The persona of The Blues Blogger has allowed me to do a lot of soul searching and ponder aspects of my life in a way that was never possible before. It’s given me a canvas in which to express myself, and at the same time feature artists that have inspired and motivated me along the way…
Throughout the course of this blog, I always wanted to do an article on guitar legend Terry Kath… This weekend it will be 32 years (on Jan 23rd) since Kath tragically lost his life. And Sunday January 31st marks what would’ve been his 64th birthday, so the timing seemed right.
I could spend days thinking of the right words to express how talented and versatile an artist Kath was, but I’m going to let the music speak mostly for itself… I’m hoping this brief post gives those who remember, and perhaps others not so familiar, a taste of this man’s extraordinary work.
The First Ten Years of My Life
I grew up listening to my brother play guitar to a wide range of blues, jazz and rock tunes. He would practice endlessly into the night the grooves from albums he listened to earlier that day… On Saturday afternoons my brother’s band rehearsed in the basement of our house. I remember on several of those daze way back when they added 2 sax players and worked on some songs from Chicago Transit Authority‘s 1969 debut album.
For many people Terry Kath was one of the main focal points on that record and his finesse at one time even had Jimi Hendrix shaking his head in disbelief… Terry Kath’s incredible guitar work coupled with his distinctive style, tone and phrasing was simply remarkable.
was born in Chicago on January 31, 1946. He began playing drums and at 10 years old switched to guitar; teaching himself by using his mother’s banjo.
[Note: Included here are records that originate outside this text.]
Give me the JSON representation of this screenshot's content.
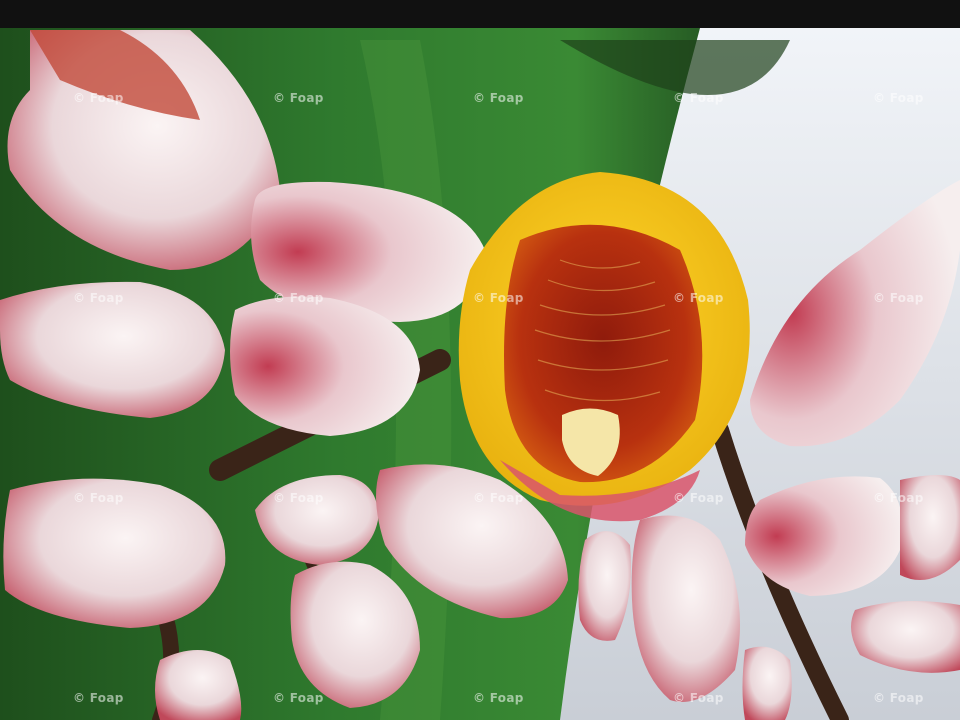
{
  "photo": {
    "subject": "Shell ginger (Alpinia zerumbet) flower cluster",
    "colors": {
      "leaf": "#2f7a2e",
      "bud_white": "#f2e6e6",
      "bud_pink": "#c94a5c",
      "lip_yellow": "#f3c316",
      "lip_red": "#a8220f",
      "background_right": "#e6ecf3"
    }
  },
  "watermark": {
    "text": "© Foap"
  }
}
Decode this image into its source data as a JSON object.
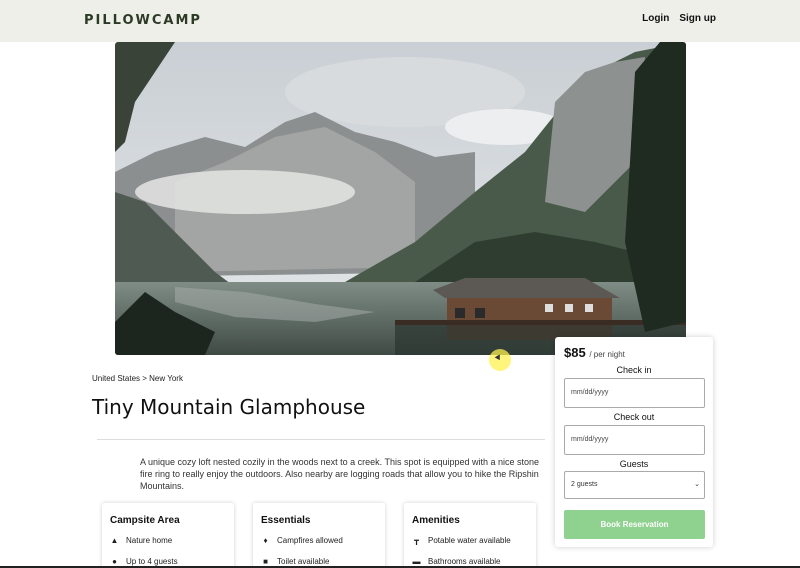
{
  "header": {
    "logo": "PILLOWCAMP",
    "login": "Login",
    "signup": "Sign up"
  },
  "listing": {
    "breadcrumb": "United States > New York",
    "title": "Tiny Mountain Glamphouse",
    "description": "A unique cozy loft nested cozily in the woods next to a creek. This spot is equipped with a nice stone fire ring to really enjoy the outdoors. Also nearby are logging roads that allow you to hike the Ripshin Mountains."
  },
  "cards": [
    {
      "title": "Campsite Area",
      "items": [
        {
          "icon": "tent-icon",
          "label": "Nature home"
        },
        {
          "icon": "people-icon",
          "label": "Up to 4 guests"
        }
      ]
    },
    {
      "title": "Essentials",
      "items": [
        {
          "icon": "flame-icon",
          "label": "Campfires allowed"
        },
        {
          "icon": "toilet-icon",
          "label": "Toilet available"
        }
      ]
    },
    {
      "title": "Amenities",
      "items": [
        {
          "icon": "faucet-icon",
          "label": "Potable water available"
        },
        {
          "icon": "bath-icon",
          "label": "Bathrooms available"
        }
      ]
    }
  ],
  "booking": {
    "price": "$85",
    "per_night": "/ per night",
    "check_in_label": "Check in",
    "check_in_placeholder": "mm/dd/yyyy",
    "check_out_label": "Check out",
    "check_out_placeholder": "mm/dd/yyyy",
    "guests_label": "Guests",
    "guests_value": "2 guests",
    "book_label": "Book Reservation",
    "book_color": "#8fd18f"
  }
}
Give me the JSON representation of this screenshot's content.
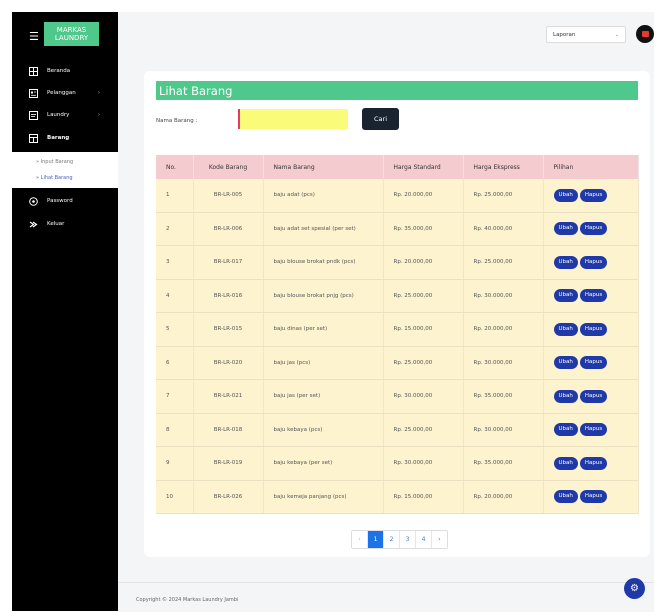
{
  "brand": {
    "line1": "MARKAS",
    "line2": "LAUNDRY"
  },
  "sidebar": {
    "items": [
      {
        "label": "Beranda",
        "icon": "home-grid-icon"
      },
      {
        "label": "Pelanggan",
        "icon": "customer-card-icon"
      },
      {
        "label": "Laundry",
        "icon": "laundry-list-icon"
      },
      {
        "label": "Barang",
        "icon": "items-table-icon"
      },
      {
        "label": "Password",
        "icon": "password-gear-icon"
      },
      {
        "label": "Keluar",
        "icon": "logout-icon"
      }
    ],
    "submenu": [
      "Input Barang",
      "Lihat Barang"
    ]
  },
  "topbar": {
    "report_select": "Laporan"
  },
  "page": {
    "title": "Lihat Barang",
    "search_label": "Nama Barang :",
    "search_value": "",
    "search_button": "Cari"
  },
  "table": {
    "headers": [
      "No.",
      "Kode Barang",
      "Nama Barang",
      "Harga Standard",
      "Harga Ekspress",
      "Pilihan"
    ],
    "action_edit": "Ubah",
    "action_delete": "Hapus",
    "rows": [
      {
        "no": "1",
        "kode": "BR-LR-005",
        "nama": "baju adat (pcs)",
        "standard": "Rp. 20.000,00",
        "ekspress": "Rp. 25.000,00"
      },
      {
        "no": "2",
        "kode": "BR-LR-006",
        "nama": "baju adat set spesial (per set)",
        "standard": "Rp. 35.000,00",
        "ekspress": "Rp. 40.000,00"
      },
      {
        "no": "3",
        "kode": "BR-LR-017",
        "nama": "baju blouse brokat pndk (pcs)",
        "standard": "Rp. 20.000,00",
        "ekspress": "Rp. 25.000,00"
      },
      {
        "no": "4",
        "kode": "BR-LR-016",
        "nama": "baju blouse brokat pnjg (pcs)",
        "standard": "Rp. 25.000,00",
        "ekspress": "Rp. 30.000,00"
      },
      {
        "no": "5",
        "kode": "BR-LR-015",
        "nama": "baju dinas (per set)",
        "standard": "Rp. 15.000,00",
        "ekspress": "Rp. 20.000,00"
      },
      {
        "no": "6",
        "kode": "BR-LR-020",
        "nama": "baju jas (pcs)",
        "standard": "Rp. 25.000,00",
        "ekspress": "Rp. 30.000,00"
      },
      {
        "no": "7",
        "kode": "BR-LR-021",
        "nama": "baju jas (per set)",
        "standard": "Rp. 30.000,00",
        "ekspress": "Rp. 35.000,00"
      },
      {
        "no": "8",
        "kode": "BR-LR-018",
        "nama": "baju kebaya (pcs)",
        "standard": "Rp. 25.000,00",
        "ekspress": "Rp. 30.000,00"
      },
      {
        "no": "9",
        "kode": "BR-LR-019",
        "nama": "baju kebaya (per set)",
        "standard": "Rp. 30.000,00",
        "ekspress": "Rp. 35.000,00"
      },
      {
        "no": "10",
        "kode": "BR-LR-026",
        "nama": "baju kemeja panjang (pcs)",
        "standard": "Rp. 15.000,00",
        "ekspress": "Rp. 20.000,00"
      }
    ]
  },
  "pagination": {
    "prev": "‹",
    "pages": [
      "1",
      "2",
      "3",
      "4"
    ],
    "next": "›"
  },
  "footer": {
    "copyright": "Copyright © 2024 Markas Laundry Jambi"
  },
  "colors": {
    "accent": "#4fc98b",
    "primary": "#1f3aa8",
    "header_row": "#f4ccd0",
    "body_row": "#fdf3cf",
    "search_bg": "#fbfb7a"
  }
}
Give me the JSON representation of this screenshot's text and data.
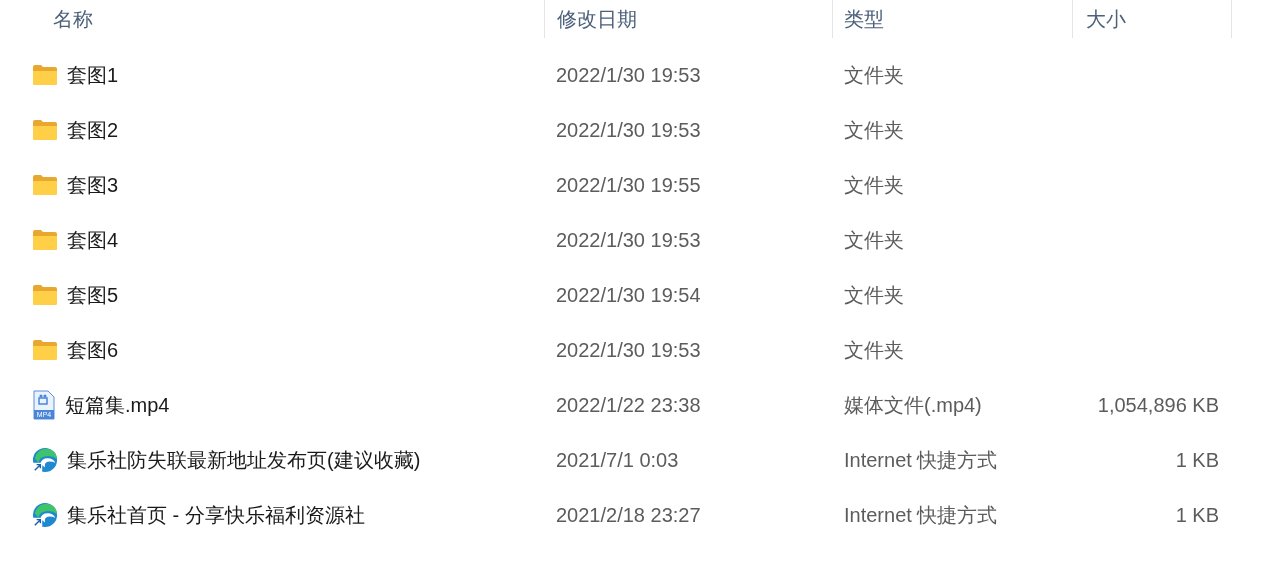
{
  "columns": [
    "名称",
    "修改日期",
    "类型",
    "大小"
  ],
  "rows": [
    {
      "kind": "folder",
      "name": "套图1",
      "modified": "2022/1/30 19:53",
      "type": "文件夹"
    },
    {
      "kind": "folder",
      "name": "套图2",
      "modified": "2022/1/30 19:53",
      "type": "文件夹"
    },
    {
      "kind": "folder",
      "name": "套图3",
      "modified": "2022/1/30 19:55",
      "type": "文件夹"
    },
    {
      "kind": "folder",
      "name": "套图4",
      "modified": "2022/1/30 19:53",
      "type": "文件夹"
    },
    {
      "kind": "folder",
      "name": "套图5",
      "modified": "2022/1/30 19:54",
      "type": "文件夹"
    },
    {
      "kind": "folder",
      "name": "套图6",
      "modified": "2022/1/30 19:53",
      "type": "文件夹"
    },
    {
      "kind": "video",
      "name": "短篇集.mp4",
      "icon_label": "MP4",
      "modified": "2022/1/22 23:38",
      "type": "媒体文件(.mp4)",
      "size": "1,054,896 KB"
    },
    {
      "kind": "shortcut",
      "name": "集乐社防失联最新地址发布页(建议收藏)",
      "modified": "2021/7/1 0:03",
      "type": "Internet 快捷方式",
      "size": "1 KB"
    },
    {
      "kind": "shortcut",
      "name": "集乐社首页 - 分享快乐福利资源社",
      "modified": "2021/2/18 23:27",
      "type": "Internet 快捷方式",
      "size": "1 KB"
    }
  ]
}
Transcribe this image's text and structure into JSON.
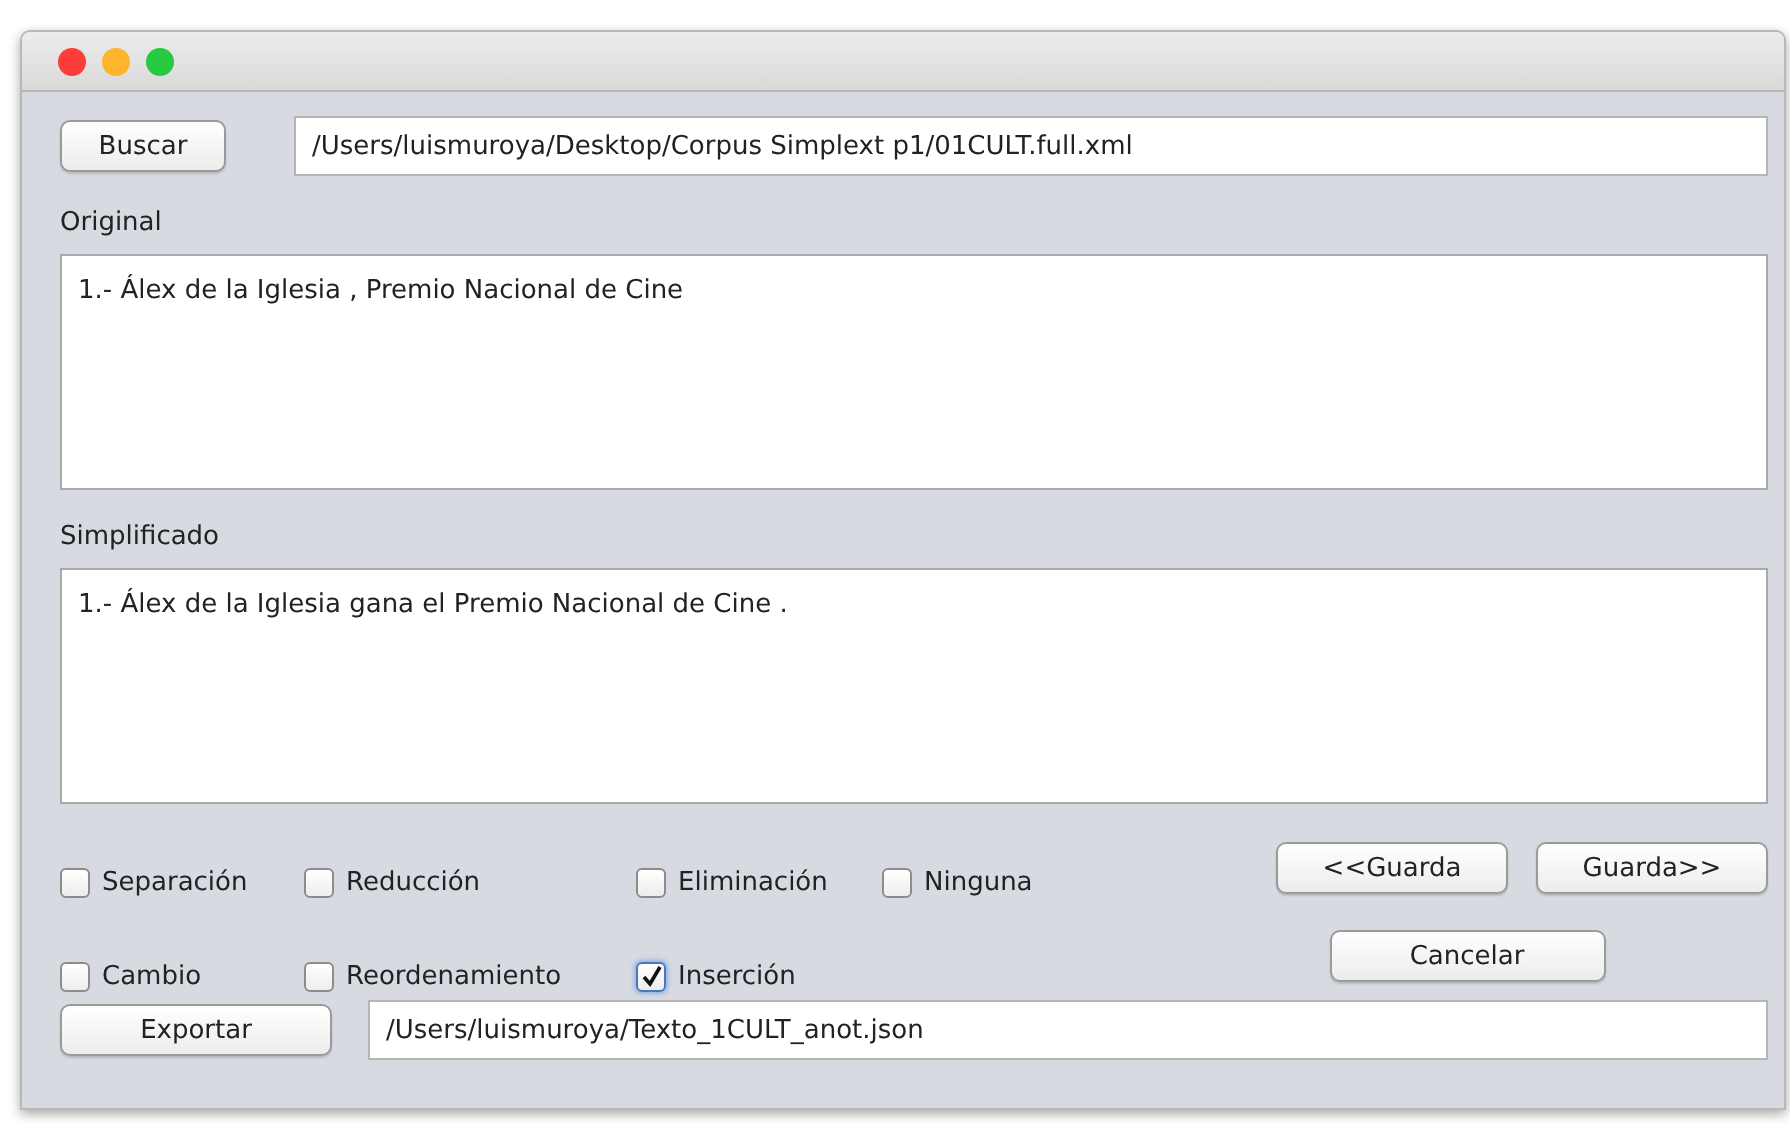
{
  "window": {
    "controls": [
      {
        "color": "#fc3d39"
      },
      {
        "color": "#fdb52b"
      },
      {
        "color": "#27c940"
      }
    ]
  },
  "search": {
    "button": "Buscar",
    "path": "/Users/luismuroya/Desktop/Corpus Simplext p1/01CULT.full.xml"
  },
  "original": {
    "label": "Original",
    "text": "1.- Álex de la Iglesia , Premio Nacional de Cine"
  },
  "simplified": {
    "label": "Simplificado",
    "text": "1.- Álex de la Iglesia gana el Premio Nacional de Cine ."
  },
  "checkbox_rows": [
    [
      {
        "label": "Separación",
        "checked": false
      },
      {
        "label": "Reducción",
        "checked": false
      },
      {
        "label": "Eliminación",
        "checked": false
      },
      {
        "label": "Ninguna",
        "checked": false
      }
    ],
    [
      {
        "label": "Cambio",
        "checked": false
      },
      {
        "label": "Reordenamiento",
        "checked": false
      },
      {
        "label": "Inserción",
        "checked": true
      }
    ]
  ],
  "nav_buttons": [
    "<<Guarda",
    "Guarda>>"
  ],
  "cancel_button": "Cancelar",
  "export": {
    "button": "Exportar",
    "path": "/Users/luismuroya/Texto_1CULT_anot.json"
  }
}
He gained inspiration playing along to records by The Ventures, and put together an instrumental group of his own, called The Mystics. After graduating high school, Kath met Walt Parazaider and Danny Seraphine while attending DePaul University and together formed The Missing Links. It was this band and The Big Thing that would later be known as The Chicago Transit Authority. Known for his scorching guitar solos and his astounding ability playing both rhythm and lead guitar, Kath was held in very high regard by many of his peers and inspired many guitarists along the way.
Terry Kath’s guitar playing and vocals continued to be heard on such signature Chicago hits as “25 or 6 to 4,” “Make Me Smile.” and “Wishing You Were Here.” Kath would appear on a total of 11 Chicago recordings from 1969 through 1977; all achieving at minimum a gold certification. Original band members Walter Parazaider, Danny Seraphine, Lee Loughnane, James Pankow, Robert Lamm, Peter Cetera and Kath formed a group with a unique vision and the result was a diverse powerhouse that created, “a new rock sound with horns.”
As most people already know, the band shortened its name to Chicago for their second album and eventually became a pop ballad juggernaut. While they gained massive appeal, many of their fans went in a different direction after the loss of Kath. However for older music lovers and rock historians that first album has gone into the history books as a hugely creative, experimental and very musical piece of work on the same level as some of the best music ever produced in a debut effort.
Chicago Transit Authority or CTA was actually the first double LP I could call my own and a gift from my brother when he moved out of the room we had shared all our life… Over 40 years later this LP stands out as a major influence and also brings cool memories of growing up in changing times…
Terry Kath has played a huge significance in remembering moments from my past. Does Kath’s music play any significance in time for you? Do you have any favorite songs that strike a chord? If so I’d love to hear from you.
Please share this post with others you think may enjoy it. Let’s not forget this very important artist in music history. Your comments are always welcome…
Remembering the Times,
The Blues Blogger